“Iowa is doing it, for God’s sake,” he recently said. “That should be embarrassment enough for us to start doing it up here.”
Despite the bill allowing the state’s tribal casinos to have sports betting, the Minnesota Indian Gaming Association does not want the state to legalize the activity, with chair Charles Vig telling Gov. Tim Walz in January that the group “continues to oppose the expansion of off-reservation gambling, including the legalization of sports betting.”
While increased competition in the gambling market is unwanted by the tribes, the Joint Religious Legislative Coalition, an interfaith lobbying group headed by Anne Krisnik, said Minnesota should not look at Iowa since she believes an expansion would increase unemployment and lead to more arrests.
“We really believe that Minnesota should be looking on its own merits about is this a good thing for the state or not, and not look at what other states are doing,” Krisnik said. “We can certainly look to other states to get some assessment of how changes have impacted them. But we believe that legislators should be looking at what’s best for Minnesotans.”
However, many who want sports betting legalized in the state may have to wait until after the 2020 election.
All 201 seats in the legislature are up for grabs, and with the Democrats controlling the House and Republicans holding the Senate, it’s entirely possible sports betting is overlooked as the two sides attempt to pass legislation on more pressing issues.
Chamberlain disagrees with that notion and published a statement Monday on the Minnesota Senate Republican Caucus official site, declaring that it’s time to legalize sports betting in the state.
“Legalizing sports betting should not be a problem,” Chamberlain said in the post. “It is not an expansion of gambling, because it’s already happening. It is entertainment. It’s fun. It’s a business that will create jobs and be effectively regulated.”
“Twelve other states and Iowa got it done,” he added. “Let’s make Minnesota next.”
Although Minnesota is unlikely to be the next state to legalize sports betting, the lawmaker’s positive trip to the Iowa sportsbook is a good sign. But as more states push for legalization, the odds of capitalizing on the new market—and generating more tax revenue for the state—will continue to get worse.
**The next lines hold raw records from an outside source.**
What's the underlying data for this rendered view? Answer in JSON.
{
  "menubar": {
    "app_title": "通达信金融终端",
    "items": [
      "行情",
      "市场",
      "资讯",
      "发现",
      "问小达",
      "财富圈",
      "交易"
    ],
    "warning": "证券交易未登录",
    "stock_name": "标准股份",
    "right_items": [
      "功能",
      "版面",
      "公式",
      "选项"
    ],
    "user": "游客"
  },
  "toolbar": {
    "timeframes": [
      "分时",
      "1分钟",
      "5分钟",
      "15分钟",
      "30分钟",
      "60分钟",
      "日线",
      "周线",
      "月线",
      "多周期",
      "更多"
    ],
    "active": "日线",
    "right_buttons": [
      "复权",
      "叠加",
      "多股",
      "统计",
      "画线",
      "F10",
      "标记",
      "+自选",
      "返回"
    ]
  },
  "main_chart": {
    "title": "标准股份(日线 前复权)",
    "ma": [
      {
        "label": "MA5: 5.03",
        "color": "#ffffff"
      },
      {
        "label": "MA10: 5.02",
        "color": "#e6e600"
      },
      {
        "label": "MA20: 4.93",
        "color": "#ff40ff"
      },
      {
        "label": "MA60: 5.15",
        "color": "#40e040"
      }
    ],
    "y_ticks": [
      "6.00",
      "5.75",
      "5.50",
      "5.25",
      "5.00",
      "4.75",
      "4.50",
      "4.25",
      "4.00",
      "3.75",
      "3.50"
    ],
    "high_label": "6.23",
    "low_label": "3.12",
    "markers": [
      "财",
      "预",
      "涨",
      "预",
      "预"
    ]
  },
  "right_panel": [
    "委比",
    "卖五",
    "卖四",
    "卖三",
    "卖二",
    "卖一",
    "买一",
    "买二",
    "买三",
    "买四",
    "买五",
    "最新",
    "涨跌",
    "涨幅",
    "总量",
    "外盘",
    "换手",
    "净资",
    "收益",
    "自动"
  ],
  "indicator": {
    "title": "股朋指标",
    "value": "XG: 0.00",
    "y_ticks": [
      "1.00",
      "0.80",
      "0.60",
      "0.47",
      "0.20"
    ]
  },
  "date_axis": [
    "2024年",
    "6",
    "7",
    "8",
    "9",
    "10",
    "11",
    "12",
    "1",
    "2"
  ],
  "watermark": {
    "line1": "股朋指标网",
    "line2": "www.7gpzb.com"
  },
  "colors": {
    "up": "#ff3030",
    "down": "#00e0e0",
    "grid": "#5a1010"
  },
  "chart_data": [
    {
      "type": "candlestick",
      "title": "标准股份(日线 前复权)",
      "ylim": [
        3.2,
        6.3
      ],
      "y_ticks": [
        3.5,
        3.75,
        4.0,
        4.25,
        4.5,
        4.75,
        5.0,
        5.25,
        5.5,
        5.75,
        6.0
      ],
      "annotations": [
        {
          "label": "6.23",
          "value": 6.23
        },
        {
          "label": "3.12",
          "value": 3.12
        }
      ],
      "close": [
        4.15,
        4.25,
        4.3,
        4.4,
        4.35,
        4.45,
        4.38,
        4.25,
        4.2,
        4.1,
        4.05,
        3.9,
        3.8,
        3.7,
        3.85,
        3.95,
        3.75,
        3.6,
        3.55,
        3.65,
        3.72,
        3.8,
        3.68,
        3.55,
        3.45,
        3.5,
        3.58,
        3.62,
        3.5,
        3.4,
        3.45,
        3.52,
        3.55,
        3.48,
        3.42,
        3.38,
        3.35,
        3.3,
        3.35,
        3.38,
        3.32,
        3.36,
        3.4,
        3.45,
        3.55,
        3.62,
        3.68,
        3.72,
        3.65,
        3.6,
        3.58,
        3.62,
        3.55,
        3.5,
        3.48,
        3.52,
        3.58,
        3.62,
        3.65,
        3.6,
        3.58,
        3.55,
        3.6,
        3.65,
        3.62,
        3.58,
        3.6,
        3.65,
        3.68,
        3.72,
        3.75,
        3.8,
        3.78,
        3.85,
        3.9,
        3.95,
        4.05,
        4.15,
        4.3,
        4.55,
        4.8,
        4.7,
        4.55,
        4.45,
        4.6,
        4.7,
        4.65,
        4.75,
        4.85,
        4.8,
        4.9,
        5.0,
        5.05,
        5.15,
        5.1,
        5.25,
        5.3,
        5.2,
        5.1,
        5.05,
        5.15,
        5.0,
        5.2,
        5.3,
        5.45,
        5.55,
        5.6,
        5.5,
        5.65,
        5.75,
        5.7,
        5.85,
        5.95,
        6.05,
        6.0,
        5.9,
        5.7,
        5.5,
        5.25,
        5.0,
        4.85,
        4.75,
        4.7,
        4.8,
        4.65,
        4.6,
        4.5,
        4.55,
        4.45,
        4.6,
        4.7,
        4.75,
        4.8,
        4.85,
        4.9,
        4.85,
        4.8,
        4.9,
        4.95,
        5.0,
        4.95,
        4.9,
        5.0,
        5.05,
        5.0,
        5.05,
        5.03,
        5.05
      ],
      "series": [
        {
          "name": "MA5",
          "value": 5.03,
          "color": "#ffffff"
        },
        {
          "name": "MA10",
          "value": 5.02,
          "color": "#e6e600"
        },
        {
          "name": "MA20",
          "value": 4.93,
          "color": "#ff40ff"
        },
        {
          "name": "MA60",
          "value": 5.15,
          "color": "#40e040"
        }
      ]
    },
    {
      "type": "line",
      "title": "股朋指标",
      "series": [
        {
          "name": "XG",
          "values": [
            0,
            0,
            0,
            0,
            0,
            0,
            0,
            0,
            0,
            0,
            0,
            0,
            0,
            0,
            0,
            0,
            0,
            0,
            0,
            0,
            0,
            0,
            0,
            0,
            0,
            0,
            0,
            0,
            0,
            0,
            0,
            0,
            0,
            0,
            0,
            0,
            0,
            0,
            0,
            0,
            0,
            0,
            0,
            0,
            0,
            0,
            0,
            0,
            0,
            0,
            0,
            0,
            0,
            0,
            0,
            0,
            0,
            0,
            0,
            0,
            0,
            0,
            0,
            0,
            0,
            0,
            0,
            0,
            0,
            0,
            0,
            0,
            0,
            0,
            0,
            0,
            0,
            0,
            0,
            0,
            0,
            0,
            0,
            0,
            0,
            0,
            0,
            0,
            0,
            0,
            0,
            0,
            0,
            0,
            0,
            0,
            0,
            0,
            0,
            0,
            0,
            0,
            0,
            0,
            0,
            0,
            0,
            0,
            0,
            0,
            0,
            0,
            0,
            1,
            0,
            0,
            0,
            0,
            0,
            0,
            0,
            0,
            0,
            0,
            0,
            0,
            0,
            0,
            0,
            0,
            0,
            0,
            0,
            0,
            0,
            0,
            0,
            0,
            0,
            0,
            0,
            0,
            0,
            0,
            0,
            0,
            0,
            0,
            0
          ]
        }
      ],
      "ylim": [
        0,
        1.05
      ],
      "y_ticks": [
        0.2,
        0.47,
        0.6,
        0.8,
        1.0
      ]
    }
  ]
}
And Minnesota lawmakers should want to avoid the sports betting Ragnarök.